A total of 1305 patients (mean age: 64 years; 78% male)  received 1870 BVS implantations. Researchers examined clinical and procedural characteristics, mortality rates, and ScT data at 485 days.

They observed ScT in 42 patients overall. The incidence of probable and definite ScT at 30 days was 1.8% and at 12 months was 3.0%, without differences among centers (P=.60). Twenty-two of the ScTs (52%) presented as ST-segment elevation myocardial infarction and 6 (17%) presented as sudden cardiac death. Nine (21%) of the ScTs occurred after suspended dual antiplatelet therapy, and 6 of these cases had suspended the therapy prematurely.

A multivariable analysis demonstrated that ostial lesions (P=.049) and impaired LVEF (P=.019) were independently associated with ScT. The lower post-procedural minimum lumen diameters were staples of ScT (all P<.0001). ScT risk increased rapidly for post-procedural minimum lumen diameters below 2.4 mm for the 2.5 mm to 3.0 mm BVS, and below 2.8 mm for the 3.5 mm BVS.
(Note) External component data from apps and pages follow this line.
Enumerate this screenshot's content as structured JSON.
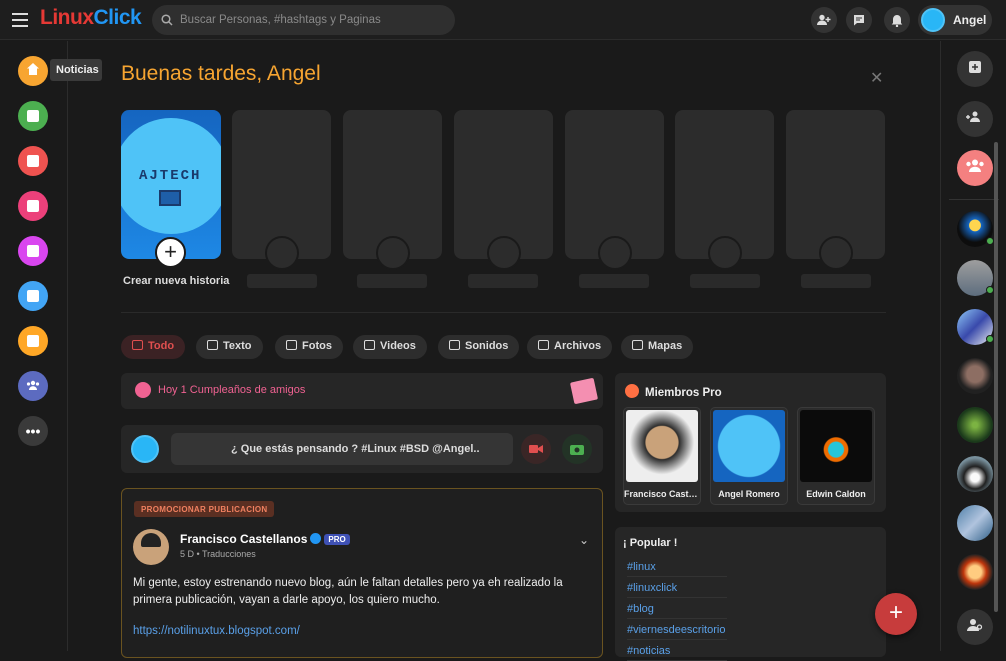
{
  "header": {
    "logo_part1": "Linux",
    "logo_part2": "Click",
    "search_placeholder": "Buscar Personas, #hashtags y Paginas",
    "user_name": "Angel"
  },
  "sidebar": {
    "tooltip": "Noticias",
    "items": [
      {
        "icon": "home-icon",
        "color": "#f7a531"
      },
      {
        "icon": "albums-icon",
        "color": "#4caf50"
      },
      {
        "icon": "bookmark-icon",
        "color": "#ef5350"
      },
      {
        "icon": "calendar-icon",
        "color": "#ec407a"
      },
      {
        "icon": "megaphone-icon",
        "color": "#d946ef"
      },
      {
        "icon": "blog-icon",
        "color": "#42a5f5"
      },
      {
        "icon": "flag-icon",
        "color": "#ffa726"
      },
      {
        "icon": "groups-icon",
        "color": "#5c6bc0"
      },
      {
        "icon": "more-icon",
        "color": "#3a3a3a"
      }
    ]
  },
  "greeting": "Buenas tardes, Angel",
  "stories": {
    "create_label": "Crear nueva historia",
    "create_image_text": "AJTECH"
  },
  "filters": [
    "Todo",
    "Texto",
    "Fotos",
    "Videos",
    "Sonidos",
    "Archivos",
    "Mapas"
  ],
  "birthday": {
    "text": "Hoy 1 Cumpleaños de amigos"
  },
  "composer": {
    "placeholder": "¿ Que estás pensando ? #Linux #BSD @Angel.."
  },
  "post": {
    "promo_label": "PROMOCIONAR PUBLICACION",
    "author": "Francisco Castellanos",
    "badge": "PRO",
    "time": "5 D",
    "category": "Traducciones",
    "text": "Mi gente, estoy estrenando nuevo blog, aún le faltan detalles pero ya eh realizado la primera publicación, vayan a darle apoyo, los quiero mucho.",
    "link": "https://notilinuxtux.blogspot.com/"
  },
  "pro_members": {
    "title": "Miembros Pro",
    "members": [
      {
        "name": "Francisco Castellanos"
      },
      {
        "name": "Angel Romero"
      },
      {
        "name": "Edwin Caldon"
      }
    ]
  },
  "popular": {
    "title": "¡ Popular !",
    "tags": [
      "#linux",
      "#linuxclick",
      "#blog",
      "#viernesdeescritorio",
      "#noticias"
    ]
  },
  "colors": {
    "accent": "#f7a531",
    "brand_red": "#e53935",
    "brand_blue": "#2196f3",
    "link": "#5aa0e8",
    "danger": "#e04f4f"
  }
}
When researchers implemented a BVS-specific implantation strategy, the 12-month ScT rates decreased from 3.3% to 1.0%, and this drop remained significant after adjusting for multivariable propensity score (hazard ratio: 0.19; 95% confidence interval: 0.05-0.70; P=.012).

Future studies should aim to confirm the predictive value of measuring minimum lumen diameter as a guide to clinical outcomes following implantation of coronary bioresorbable scaffolds in patients with ischemic heart disease.


  1. Puricel S, Cuculi F, Weissner M, et al. Bioresorbable Coronary Scaffold Thrombosis: Multicenter Comprehensive Analysis of Clinical Presentation, Mechanisms, and Predictors. J Am Coll Cardiol. 2016; 67(8):921-31. doi: 10.1016/j.jacc.2015.12.019.
  2. Kraak RP, Hassell ME, Grundeken MJ, et al. Initial experience and clinical evaluation of the Absorb bioresorable vascular scaffold (BVS) in real-world practice: the AMC Single Centre Real World PCI Registry. EuroIntervention. 2015;10(10):1160-1180. doi: 10.4244/EIJY14M08_08.